Aah… Cycle. Spiral. Shalom (fancy word for peace).
A Humorous GIF Illustration To Bring It Home
I’ve saved these gifs for a long time, wondering how to use them, and this is the perfect use case! Ha! Let’s illustrate what I’ve just said in a simple and sorta humorous real life gif fueled example…
Billy Boy #1 – The Worst Petting Zoo Ever!
This kid in gif #1 is having a bad moment. Maybe a bad day. Maybe it’s just another event in a cycle of bad, or maybe he’s been rocking along pretty great and, man, the world just does this to you sometimes!
It’s like, “Whaaat the heck!” “Why do you get pleasure outta ramming me you sadistic little goat! You looked so sweet and cute and cuddly!”
Life is just like this sometimes. You get surprised by some hits. But, when you have no pre-planned clue as to why you’re doing and how you’re doing — how you’re going to handle things — you sit there discouraged and you don’t just get knocked down, you get rolled! You feel trapped and beaten up on.
Obviously the poor kid doesn’t know better. But, we do! We have no excuse for going about life aimlessly and thinking, “Oh I’ll just pet this cute animal I think; I feel that’ll be nice right now!” only to be surprised when things start spiraling down and not going as “planned” when, in reality, there was no plan at all!
Work, and then, stress-rest.
Billy Boy #2 – Ice Pack’s On Me, Tonight!
I’m going to say this is an older Billy who learned a few lessons a year or two ago from a cute, demented, little goat. It’s a rough day – no doubt, it’s not exactly what he had planned for his day. Yet, it’s not unfathomable in his intentions. He knew this could be a part of it, and he was ready to do the good, hard work.
You take a hit. You say, “Yea, that can happen; I knew that. It hurts but I’m doing hard work for a known purpose; it’s part of it! I have rest coming later; so I’m gonna get some more of this! I’m eager for some more!”
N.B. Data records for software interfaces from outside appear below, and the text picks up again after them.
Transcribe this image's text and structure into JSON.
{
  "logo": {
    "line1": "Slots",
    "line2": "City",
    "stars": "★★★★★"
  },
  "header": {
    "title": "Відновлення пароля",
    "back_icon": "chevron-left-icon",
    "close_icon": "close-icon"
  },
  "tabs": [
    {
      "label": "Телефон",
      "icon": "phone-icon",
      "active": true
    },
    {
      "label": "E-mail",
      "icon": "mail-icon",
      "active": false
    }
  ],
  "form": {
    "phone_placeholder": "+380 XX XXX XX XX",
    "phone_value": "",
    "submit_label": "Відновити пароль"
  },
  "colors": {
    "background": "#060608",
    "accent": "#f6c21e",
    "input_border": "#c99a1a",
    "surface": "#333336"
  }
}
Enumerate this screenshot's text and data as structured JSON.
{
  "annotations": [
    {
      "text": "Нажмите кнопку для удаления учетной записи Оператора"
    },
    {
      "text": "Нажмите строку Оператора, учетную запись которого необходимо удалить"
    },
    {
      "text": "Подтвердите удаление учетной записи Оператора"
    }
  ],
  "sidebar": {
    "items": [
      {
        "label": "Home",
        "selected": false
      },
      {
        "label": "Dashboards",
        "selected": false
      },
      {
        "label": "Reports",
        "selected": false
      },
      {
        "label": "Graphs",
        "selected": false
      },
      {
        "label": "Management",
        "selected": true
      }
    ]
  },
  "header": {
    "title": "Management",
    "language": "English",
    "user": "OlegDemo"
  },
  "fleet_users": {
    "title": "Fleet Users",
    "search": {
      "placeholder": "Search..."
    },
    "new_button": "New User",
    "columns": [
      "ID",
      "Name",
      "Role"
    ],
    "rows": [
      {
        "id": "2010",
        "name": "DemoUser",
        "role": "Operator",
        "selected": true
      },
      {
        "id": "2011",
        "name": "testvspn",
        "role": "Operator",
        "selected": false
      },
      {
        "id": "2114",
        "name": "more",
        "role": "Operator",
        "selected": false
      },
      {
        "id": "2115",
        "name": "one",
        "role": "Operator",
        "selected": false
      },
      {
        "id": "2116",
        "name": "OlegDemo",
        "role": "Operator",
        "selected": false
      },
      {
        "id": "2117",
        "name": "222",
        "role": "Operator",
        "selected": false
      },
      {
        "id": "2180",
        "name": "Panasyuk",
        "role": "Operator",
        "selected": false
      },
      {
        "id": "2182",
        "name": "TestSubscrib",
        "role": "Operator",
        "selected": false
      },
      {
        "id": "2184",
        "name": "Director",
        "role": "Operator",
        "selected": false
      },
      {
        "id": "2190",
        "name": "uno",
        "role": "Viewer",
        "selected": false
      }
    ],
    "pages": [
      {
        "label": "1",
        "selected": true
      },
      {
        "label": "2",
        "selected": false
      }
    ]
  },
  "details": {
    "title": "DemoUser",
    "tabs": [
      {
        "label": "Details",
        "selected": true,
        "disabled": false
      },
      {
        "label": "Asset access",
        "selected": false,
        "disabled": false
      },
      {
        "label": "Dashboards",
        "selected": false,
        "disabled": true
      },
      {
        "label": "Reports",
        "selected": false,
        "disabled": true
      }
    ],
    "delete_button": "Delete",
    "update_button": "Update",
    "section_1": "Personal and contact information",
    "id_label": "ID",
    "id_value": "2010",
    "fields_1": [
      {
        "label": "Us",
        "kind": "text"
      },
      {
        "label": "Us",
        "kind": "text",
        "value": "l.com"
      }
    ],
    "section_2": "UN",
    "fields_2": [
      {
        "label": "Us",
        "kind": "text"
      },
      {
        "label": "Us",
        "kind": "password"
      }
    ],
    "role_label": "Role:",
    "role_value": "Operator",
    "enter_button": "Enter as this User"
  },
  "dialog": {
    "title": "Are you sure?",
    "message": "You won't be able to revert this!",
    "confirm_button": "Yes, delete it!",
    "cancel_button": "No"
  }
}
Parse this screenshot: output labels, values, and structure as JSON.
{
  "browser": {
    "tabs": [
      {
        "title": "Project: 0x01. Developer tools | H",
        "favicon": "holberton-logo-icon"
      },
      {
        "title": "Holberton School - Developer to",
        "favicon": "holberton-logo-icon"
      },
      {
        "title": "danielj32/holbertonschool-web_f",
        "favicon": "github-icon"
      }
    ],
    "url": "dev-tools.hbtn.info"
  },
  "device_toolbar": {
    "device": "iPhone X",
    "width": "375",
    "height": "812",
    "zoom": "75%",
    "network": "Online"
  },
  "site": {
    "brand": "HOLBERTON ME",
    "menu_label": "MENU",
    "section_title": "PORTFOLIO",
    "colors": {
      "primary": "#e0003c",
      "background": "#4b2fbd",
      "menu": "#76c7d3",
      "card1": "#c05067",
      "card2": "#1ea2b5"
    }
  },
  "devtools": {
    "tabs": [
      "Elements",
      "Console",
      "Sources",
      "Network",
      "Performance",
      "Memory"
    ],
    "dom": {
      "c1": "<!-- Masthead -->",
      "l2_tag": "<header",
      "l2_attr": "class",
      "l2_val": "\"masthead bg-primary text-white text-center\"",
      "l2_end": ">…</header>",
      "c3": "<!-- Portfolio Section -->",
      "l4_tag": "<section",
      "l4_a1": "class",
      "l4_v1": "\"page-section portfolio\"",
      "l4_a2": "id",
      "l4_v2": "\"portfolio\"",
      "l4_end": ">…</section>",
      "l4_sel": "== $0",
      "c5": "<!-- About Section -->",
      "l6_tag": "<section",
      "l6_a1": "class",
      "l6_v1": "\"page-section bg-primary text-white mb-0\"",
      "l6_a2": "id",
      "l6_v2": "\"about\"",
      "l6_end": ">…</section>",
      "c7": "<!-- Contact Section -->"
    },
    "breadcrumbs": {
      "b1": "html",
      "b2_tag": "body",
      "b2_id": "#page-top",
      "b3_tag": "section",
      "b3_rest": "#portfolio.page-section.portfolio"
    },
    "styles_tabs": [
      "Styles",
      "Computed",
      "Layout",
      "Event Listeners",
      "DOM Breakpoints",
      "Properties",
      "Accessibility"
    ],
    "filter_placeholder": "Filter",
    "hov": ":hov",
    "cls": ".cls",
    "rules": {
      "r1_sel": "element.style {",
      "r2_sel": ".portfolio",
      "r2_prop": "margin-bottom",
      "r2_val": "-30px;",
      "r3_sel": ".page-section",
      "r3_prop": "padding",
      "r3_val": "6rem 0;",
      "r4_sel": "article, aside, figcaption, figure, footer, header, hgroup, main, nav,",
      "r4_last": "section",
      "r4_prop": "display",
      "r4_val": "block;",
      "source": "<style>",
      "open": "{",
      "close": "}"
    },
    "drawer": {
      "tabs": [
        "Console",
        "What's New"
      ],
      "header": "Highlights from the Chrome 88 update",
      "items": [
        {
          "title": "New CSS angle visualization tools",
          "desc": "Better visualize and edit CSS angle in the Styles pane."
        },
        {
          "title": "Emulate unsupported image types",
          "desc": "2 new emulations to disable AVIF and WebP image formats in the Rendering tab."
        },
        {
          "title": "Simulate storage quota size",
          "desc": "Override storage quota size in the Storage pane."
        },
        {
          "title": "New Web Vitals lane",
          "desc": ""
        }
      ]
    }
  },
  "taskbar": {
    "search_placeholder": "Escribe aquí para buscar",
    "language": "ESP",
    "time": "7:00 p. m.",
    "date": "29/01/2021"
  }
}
It doesn’t matter whether Billy wins or loses the overall desire, he can be proud of the work he did in the moment. Billy even blessed that goalie by keeping his face outta it! Ha! They’ll probably laugh about it later and it will continue to bring good feelings even into his rest. His coaches and teammate will trust and value him and his hustle more.
And if Billy’s coach is anything like my dad, they probably joked and said, “Way to use your head out there, kid!” (If only kids could understand puns…).
One of these Billy Boys probably laid there and cried, though he likely wasn’t hurt that bad. Maybe he felt mad, sad, ashamed, or even convinced himself he was victimized and spent the day moping.
Work, and then, stress-rest.
One of these kids probably went home and happily laughed about it though he likely did have some serious pain. He probably felt accomplished, content, and perhaps joyful and all even in spite of his face being blasted, twice! He did exactly what he was there for and could know it.
Work, and then, success-rest.
Which kid are you today?
So I discussed knowing and working with “purpose”, which is more like the “why“, and mapping out the “mission” or plan for doing it which is usually more of the “how”. But, I’ve left out a crucial aspect of living a healthy life: which is knowing your vision.
“Vision” is a sort of buzz-word for more of the “what” you’re looking to do exactly. It’s how you know you’re actually on track in your work. This is a crucial part of what I wrote about here, but yet has a distinct difference than anything we covered in this post.
I’m convinced this is even more discouraging and disabling for people than malfunctioning work/rest cycles because, if you don’t know your vision, you’ll never be able to get your work/rest cycles staying right anyway.
All that to say, I’d highly recommend you read “7 Steps To Forming Your Personal Vision And Why You Must” if you haven’t already. Do it asap so you can get your work/rest cycles going with sustainable clarity.
Until next time… Go do good, hard work… and enjoy it!